The ratio of Eurozone earnings upgrades relative to downgrades is at its highest level since 2010, with net upgrades still rising, reflecting the best Eurozone earnings season for beats in seven years. Looking ahead, profitability estimates for European corporations have been improving since the summer of 2016 but remain below 50% their peak pre-crisis levels, which suggests there is more room to run.
“Valuations are attractive after years of underperformance,” BlackRock added.
Europe valuations remain attractive relative to historical levels. The MSCI Eurozone is only hovering around the 66th percentile of its historical valuation with forward P/E levels 11% below their 2015 peak.
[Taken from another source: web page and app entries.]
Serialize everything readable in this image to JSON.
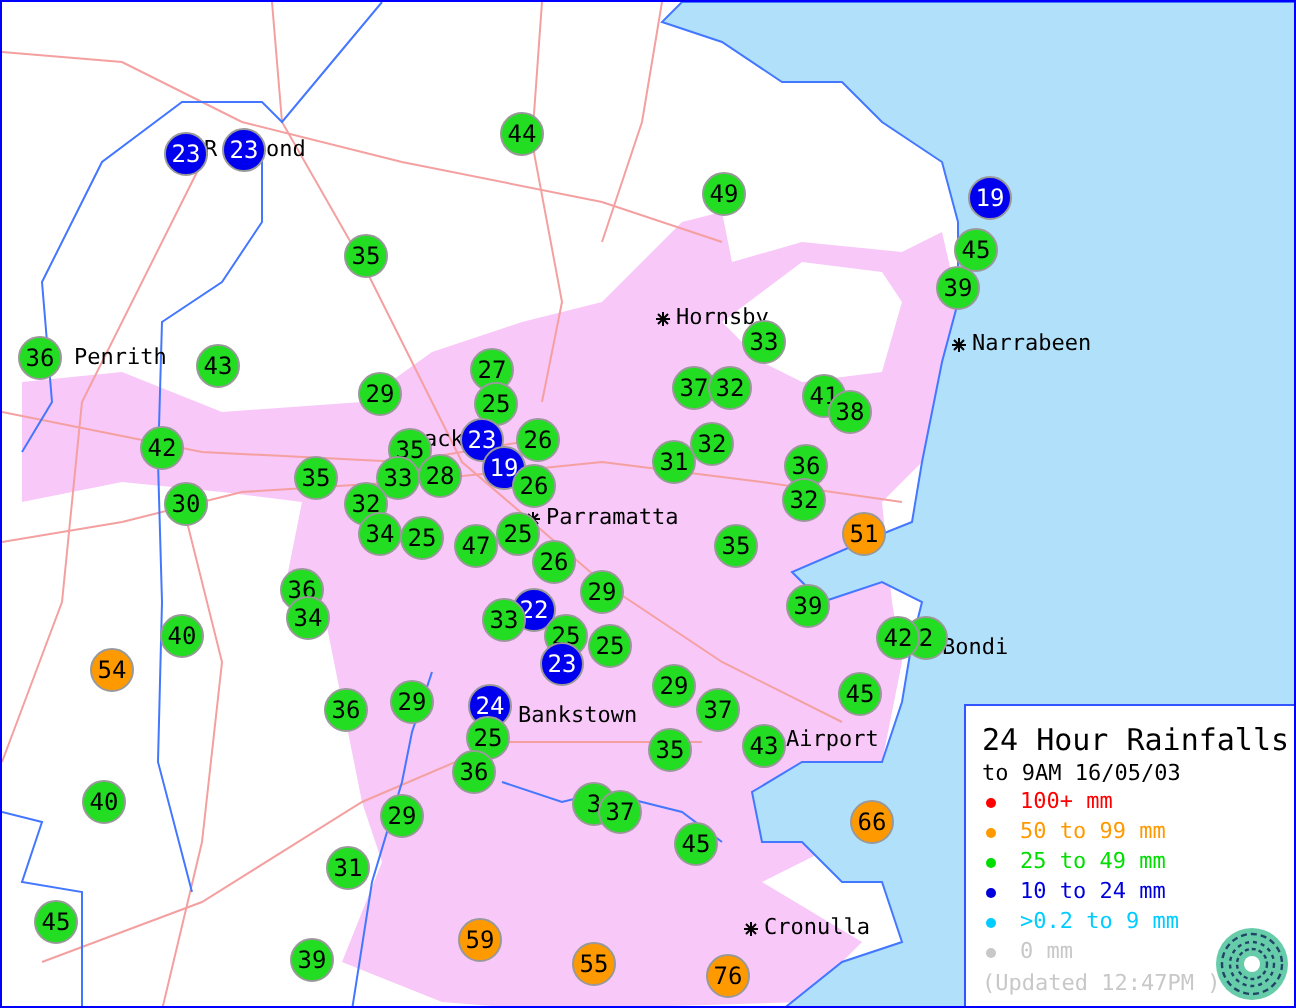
{
  "map": {
    "places": [
      {
        "name": "Penrith",
        "marker": false
      },
      {
        "name": "R",
        "marker": false
      },
      {
        "name": "ond",
        "marker": false
      },
      {
        "name": "ack",
        "marker": false
      },
      {
        "name": "Parramatta",
        "marker": true
      },
      {
        "name": "Hornsby",
        "marker": true
      },
      {
        "name": "Narrabeen",
        "marker": true
      },
      {
        "name": "Bondi",
        "marker": false
      },
      {
        "name": "Airport",
        "marker": false
      },
      {
        "name": "Bankstown",
        "marker": false
      },
      {
        "name": "Cronulla",
        "marker": true
      }
    ],
    "stations": [
      {
        "value": "23",
        "color": "#0000ee"
      },
      {
        "value": "23",
        "color": "#0000ee"
      },
      {
        "value": "44",
        "color": "#22dd22"
      },
      {
        "value": "35",
        "color": "#22dd22"
      },
      {
        "value": "36",
        "color": "#22dd22"
      },
      {
        "value": "43",
        "color": "#22dd22"
      },
      {
        "value": "29",
        "color": "#22dd22"
      },
      {
        "value": "27",
        "color": "#22dd22"
      },
      {
        "value": "25",
        "color": "#22dd22"
      },
      {
        "value": "42",
        "color": "#22dd22"
      },
      {
        "value": "35",
        "color": "#22dd22"
      },
      {
        "value": "33",
        "color": "#22dd22"
      },
      {
        "value": "28",
        "color": "#22dd22"
      },
      {
        "value": "23",
        "color": "#0000ee"
      },
      {
        "value": "19",
        "color": "#0000ee"
      },
      {
        "value": "26",
        "color": "#22dd22"
      },
      {
        "value": "26",
        "color": "#22dd22"
      },
      {
        "value": "35",
        "color": "#22dd22"
      },
      {
        "value": "32",
        "color": "#22dd22"
      },
      {
        "value": "49",
        "color": "#22dd22"
      },
      {
        "value": "19",
        "color": "#0000ee"
      },
      {
        "value": "45",
        "color": "#22dd22"
      },
      {
        "value": "39",
        "color": "#22dd22"
      },
      {
        "value": "33",
        "color": "#22dd22"
      },
      {
        "value": "37",
        "color": "#22dd22"
      },
      {
        "value": "32",
        "color": "#22dd22"
      },
      {
        "value": "41",
        "color": "#22dd22"
      },
      {
        "value": "38",
        "color": "#22dd22"
      },
      {
        "value": "32",
        "color": "#22dd22"
      },
      {
        "value": "31",
        "color": "#22dd22"
      },
      {
        "value": "36",
        "color": "#22dd22"
      },
      {
        "value": "30",
        "color": "#22dd22"
      },
      {
        "value": "32",
        "color": "#22dd22"
      },
      {
        "value": "34",
        "color": "#22dd22"
      },
      {
        "value": "25",
        "color": "#22dd22"
      },
      {
        "value": "47",
        "color": "#22dd22"
      },
      {
        "value": "25",
        "color": "#22dd22"
      },
      {
        "value": "26",
        "color": "#22dd22"
      },
      {
        "value": "36",
        "color": "#22dd22"
      },
      {
        "value": "34",
        "color": "#22dd22"
      },
      {
        "value": "40",
        "color": "#22dd22"
      },
      {
        "value": "29",
        "color": "#22dd22"
      },
      {
        "value": "22",
        "color": "#0000ee"
      },
      {
        "value": "33",
        "color": "#22dd22"
      },
      {
        "value": "25",
        "color": "#22dd22"
      },
      {
        "value": "23",
        "color": "#0000ee"
      },
      {
        "value": "25",
        "color": "#22dd22"
      },
      {
        "value": "54",
        "color": "#ff9900"
      },
      {
        "value": "36",
        "color": "#22dd22"
      },
      {
        "value": "29",
        "color": "#22dd22"
      },
      {
        "value": "24",
        "color": "#0000ee"
      },
      {
        "value": "25",
        "color": "#22dd22"
      },
      {
        "value": "36",
        "color": "#22dd22"
      },
      {
        "value": "40",
        "color": "#22dd22"
      },
      {
        "value": "29",
        "color": "#22dd22"
      },
      {
        "value": "3",
        "color": "#22dd22"
      },
      {
        "value": "37",
        "color": "#22dd22"
      },
      {
        "value": "31",
        "color": "#22dd22"
      },
      {
        "value": "45",
        "color": "#22dd22"
      },
      {
        "value": "39",
        "color": "#22dd22"
      },
      {
        "value": "59",
        "color": "#ff9900"
      },
      {
        "value": "55",
        "color": "#ff9900"
      },
      {
        "value": "51",
        "color": "#ff9900"
      },
      {
        "value": "35",
        "color": "#22dd22"
      },
      {
        "value": "39",
        "color": "#22dd22"
      },
      {
        "value": "42",
        "color": "#22dd22"
      },
      {
        "value": "2",
        "color": "#22dd22"
      },
      {
        "value": "29",
        "color": "#22dd22"
      },
      {
        "value": "37",
        "color": "#22dd22"
      },
      {
        "value": "45",
        "color": "#22dd22"
      },
      {
        "value": "35",
        "color": "#22dd22"
      },
      {
        "value": "43",
        "color": "#22dd22"
      },
      {
        "value": "45",
        "color": "#22dd22"
      },
      {
        "value": "66",
        "color": "#ff9900"
      },
      {
        "value": "76",
        "color": "#ff9900"
      }
    ]
  },
  "legend": {
    "title": "24 Hour Rainfalls",
    "subtitle": "to 9AM 16/05/03",
    "items": [
      {
        "label": "100+ mm",
        "color": "#ff0000"
      },
      {
        "label": "50 to 99 mm",
        "color": "#ff9900"
      },
      {
        "label": "25 to 49 mm",
        "color": "#00dd00"
      },
      {
        "label": "10 to 24 mm",
        "color": "#0000dd"
      },
      {
        "label": ">0.2 to 9 mm",
        "color": "#00ccff"
      },
      {
        "label": "0 mm",
        "color": "#c8c8c8"
      }
    ],
    "updated": "(Updated 12:47PM  )"
  }
}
Additionally, Europe is also trading at a 16% discount to the S&P 500 and a 7% discount to the MSCI ACWI when looking at the forward P/E.
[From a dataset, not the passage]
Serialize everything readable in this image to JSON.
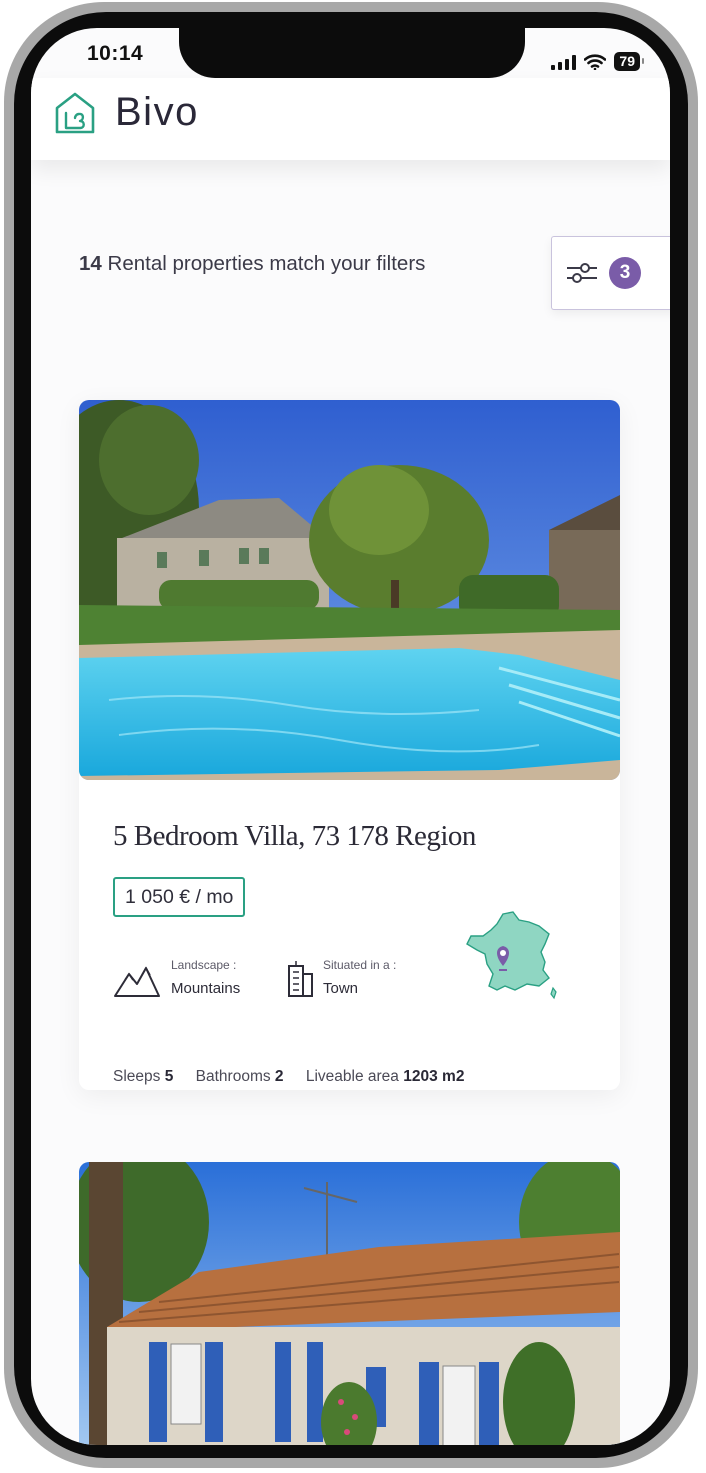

ETF investors interested in gaining exposure to Eurozone countries may consider something like the iShares MSCI EMU ETF (NYSEArca:EZU). EZU tracks the MSCI European Monetary Union Index, which is comprised of Euro member states, including France 32.2%, Germany 29.3%, Netherlands 11.0%, Spain 10.7% and Italy 7.2%, among others. Unlike other broad Europe ETFs, EZU does not include exposure to Switzerland or the United Kingdom.
For more information on European markets, visit our Europe category.